-- Material for the task follows --

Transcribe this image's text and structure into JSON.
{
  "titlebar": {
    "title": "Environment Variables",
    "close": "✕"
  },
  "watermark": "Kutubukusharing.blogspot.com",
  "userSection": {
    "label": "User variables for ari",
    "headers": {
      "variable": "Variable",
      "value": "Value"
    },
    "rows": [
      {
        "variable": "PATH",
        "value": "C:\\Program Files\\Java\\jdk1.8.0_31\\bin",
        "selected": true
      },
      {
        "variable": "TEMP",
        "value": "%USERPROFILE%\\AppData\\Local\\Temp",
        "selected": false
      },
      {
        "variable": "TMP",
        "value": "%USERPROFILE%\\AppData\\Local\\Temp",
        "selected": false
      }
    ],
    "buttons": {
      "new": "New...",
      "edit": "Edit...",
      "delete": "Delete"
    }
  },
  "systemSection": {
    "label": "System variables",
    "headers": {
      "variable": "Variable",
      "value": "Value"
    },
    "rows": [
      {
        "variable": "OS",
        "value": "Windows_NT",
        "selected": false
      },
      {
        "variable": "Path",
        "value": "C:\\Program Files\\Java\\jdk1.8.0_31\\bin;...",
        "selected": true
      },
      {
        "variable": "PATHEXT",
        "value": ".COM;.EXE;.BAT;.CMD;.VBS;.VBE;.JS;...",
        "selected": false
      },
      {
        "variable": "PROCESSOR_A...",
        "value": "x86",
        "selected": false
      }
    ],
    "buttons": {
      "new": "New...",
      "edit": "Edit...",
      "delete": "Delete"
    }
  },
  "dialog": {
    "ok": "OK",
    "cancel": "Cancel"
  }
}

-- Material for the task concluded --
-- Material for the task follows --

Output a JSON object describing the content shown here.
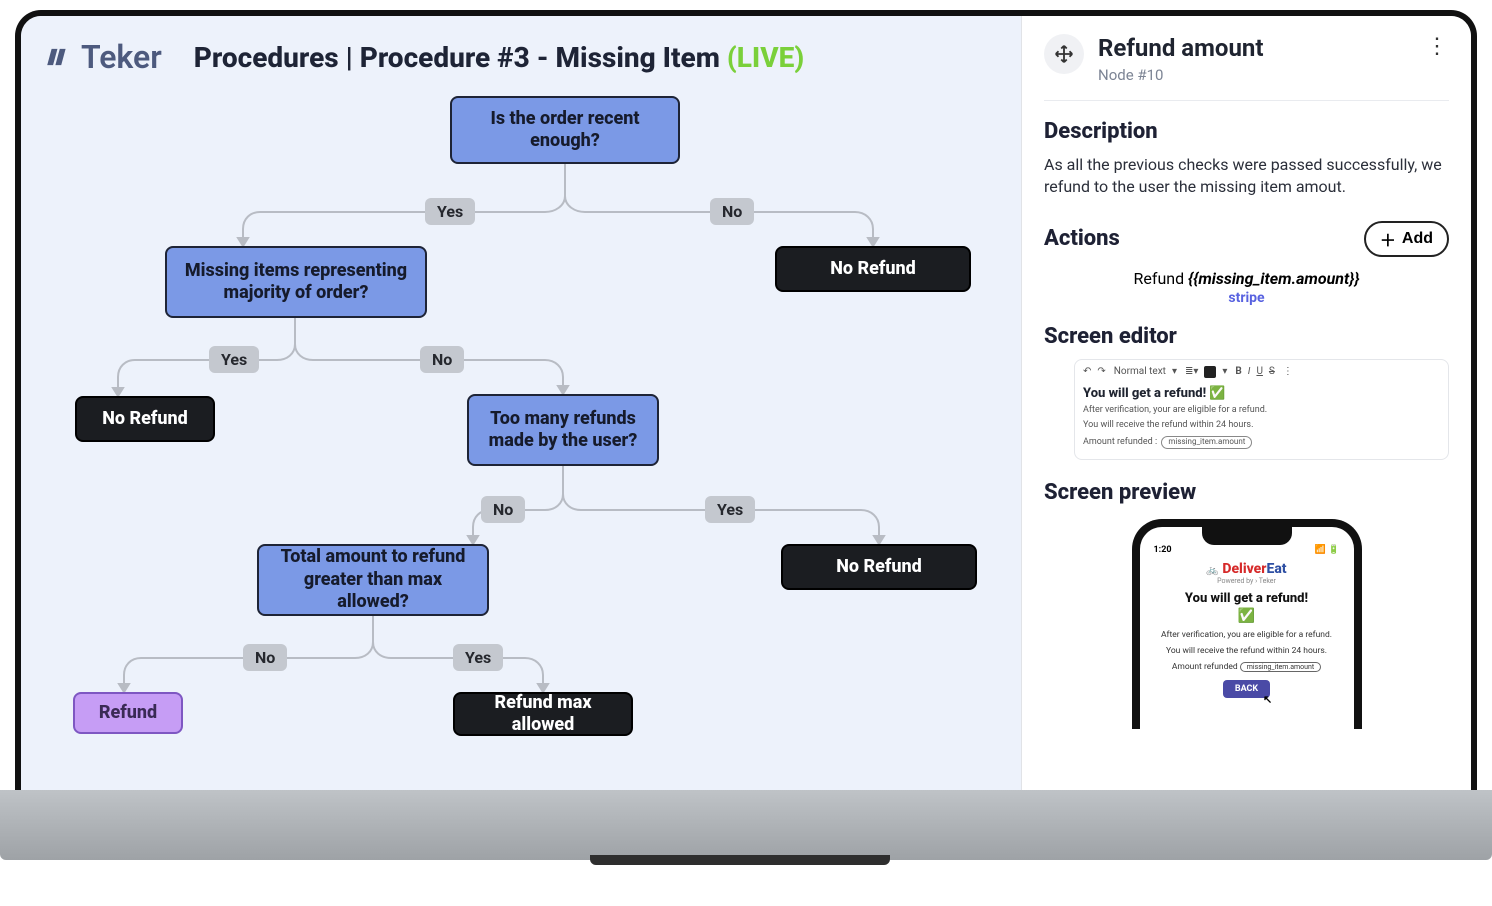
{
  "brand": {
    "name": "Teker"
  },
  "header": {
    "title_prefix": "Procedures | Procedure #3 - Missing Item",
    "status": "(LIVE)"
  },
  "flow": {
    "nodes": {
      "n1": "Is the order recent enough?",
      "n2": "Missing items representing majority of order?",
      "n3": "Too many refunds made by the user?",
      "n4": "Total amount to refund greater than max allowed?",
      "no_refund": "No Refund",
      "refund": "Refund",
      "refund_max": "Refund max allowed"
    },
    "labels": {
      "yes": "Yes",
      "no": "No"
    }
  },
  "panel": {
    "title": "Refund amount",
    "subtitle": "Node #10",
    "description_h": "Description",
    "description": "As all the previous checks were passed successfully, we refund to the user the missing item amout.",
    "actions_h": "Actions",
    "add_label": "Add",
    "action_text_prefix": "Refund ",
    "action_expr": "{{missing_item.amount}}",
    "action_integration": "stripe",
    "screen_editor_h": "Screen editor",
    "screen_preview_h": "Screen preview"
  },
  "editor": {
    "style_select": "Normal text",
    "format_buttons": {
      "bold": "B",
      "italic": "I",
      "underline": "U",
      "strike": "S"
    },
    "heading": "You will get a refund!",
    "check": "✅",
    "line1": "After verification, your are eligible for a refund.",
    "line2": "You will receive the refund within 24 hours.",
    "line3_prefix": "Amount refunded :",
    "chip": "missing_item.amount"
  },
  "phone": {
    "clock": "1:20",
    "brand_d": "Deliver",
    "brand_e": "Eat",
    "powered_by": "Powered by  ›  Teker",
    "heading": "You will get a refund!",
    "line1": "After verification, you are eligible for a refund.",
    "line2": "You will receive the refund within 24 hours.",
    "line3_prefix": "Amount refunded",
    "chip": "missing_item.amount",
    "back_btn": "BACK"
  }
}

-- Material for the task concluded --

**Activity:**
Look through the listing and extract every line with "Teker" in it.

**Answer to this task:**
    "name": "Teker"
    "powered_by": "Powered by  ›  Teker",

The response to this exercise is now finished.